What is needed
Take every line of the material below that includes the string "release" and copy it out.

____ Material for this exercise

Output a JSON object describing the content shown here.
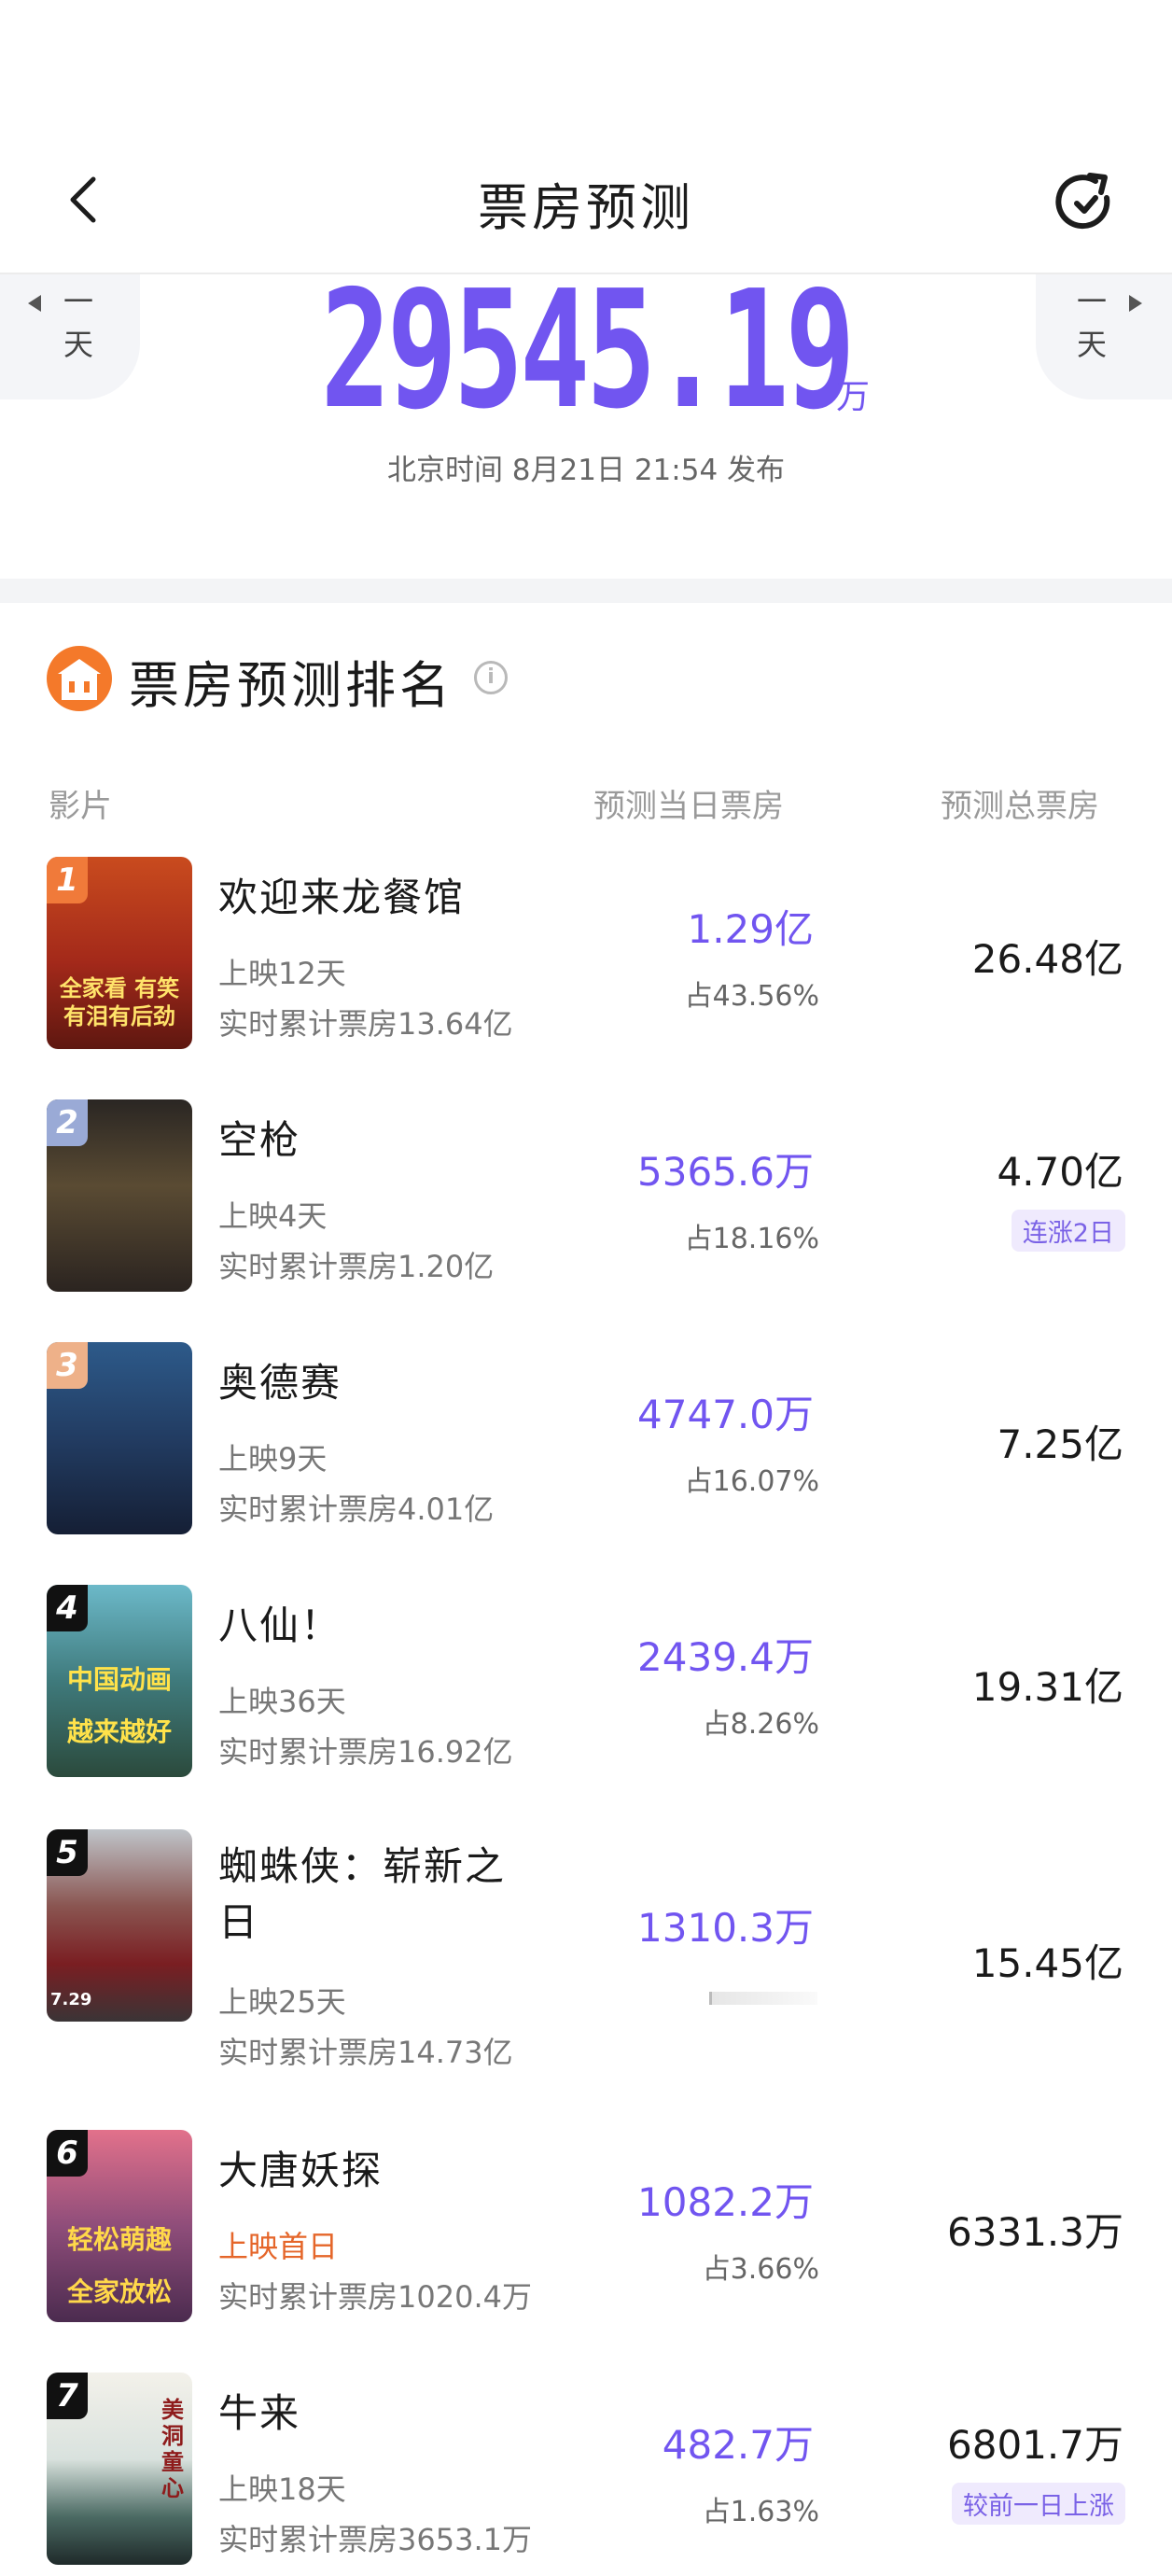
{
  "header": {
    "title": "票房预测",
    "back_icon": "chevron-left-icon",
    "refresh_icon": "refresh-icon"
  },
  "day_nav": {
    "prev_label": "一天",
    "next_label": "一天"
  },
  "total": {
    "value": "29545.19",
    "unit": "万",
    "publish_text": "北京时间 8月21日 21:54 发布"
  },
  "section": {
    "title": "票房预测排名",
    "info_icon": "info-icon"
  },
  "columns": {
    "film": "影片",
    "day": "预测当日票房",
    "total": "预测总票房"
  },
  "films": [
    {
      "rank": "1",
      "name": "欢迎来龙餐馆",
      "release": "上映12天",
      "cumulative": "实时累计票房13.64亿",
      "pred_day": "1.29亿",
      "share": "占43.56%",
      "pred_total": "26.48亿",
      "badge": "",
      "poster_caption": "全家看 有笑有泪有后劲"
    },
    {
      "rank": "2",
      "name": "空枪",
      "release": "上映4天",
      "cumulative": "实时累计票房1.20亿",
      "pred_day": "5365.6万",
      "share": "占18.16%",
      "pred_total": "4.70亿",
      "badge": "连涨2日",
      "poster_caption": ""
    },
    {
      "rank": "3",
      "name": "奥德赛",
      "release": "上映9天",
      "cumulative": "实时累计票房4.01亿",
      "pred_day": "4747.0万",
      "share": "占16.07%",
      "pred_total": "7.25亿",
      "badge": "",
      "poster_caption": ""
    },
    {
      "rank": "4",
      "name": "八仙！",
      "release": "上映36天",
      "cumulative": "实时累计票房16.92亿",
      "pred_day": "2439.4万",
      "share": "占8.26%",
      "pred_total": "19.31亿",
      "badge": "",
      "poster_caption": "中国动画 越来越好"
    },
    {
      "rank": "5",
      "name": "蜘蛛侠：崭新之日",
      "release": "上映25天",
      "cumulative": "实时累计票房14.73亿",
      "pred_day": "1310.3万",
      "share": "",
      "pred_total": "15.45亿",
      "badge": "",
      "poster_caption": "7.29"
    },
    {
      "rank": "6",
      "name": "大唐妖探",
      "release": "上映首日",
      "cumulative": "实时累计票房1020.4万",
      "pred_day": "1082.2万",
      "share": "占3.66%",
      "pred_total": "6331.3万",
      "badge": "",
      "poster_caption": "轻松萌趣 全家放松"
    },
    {
      "rank": "7",
      "name": "牛来",
      "release": "上映18天",
      "cumulative": "实时累计票房3653.1万",
      "pred_day": "482.7万",
      "share": "占1.63%",
      "pred_total": "6801.7万",
      "badge": "较前一日上涨",
      "poster_caption": "美洞童心"
    }
  ]
}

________

Result for this exercise
      "release": "上映12天",
      "release": "上映4天",
      "release": "上映9天",
      "release": "上映36天",
      "release": "上映25天",
      "release": "上映首日",
      "release": "上映18天",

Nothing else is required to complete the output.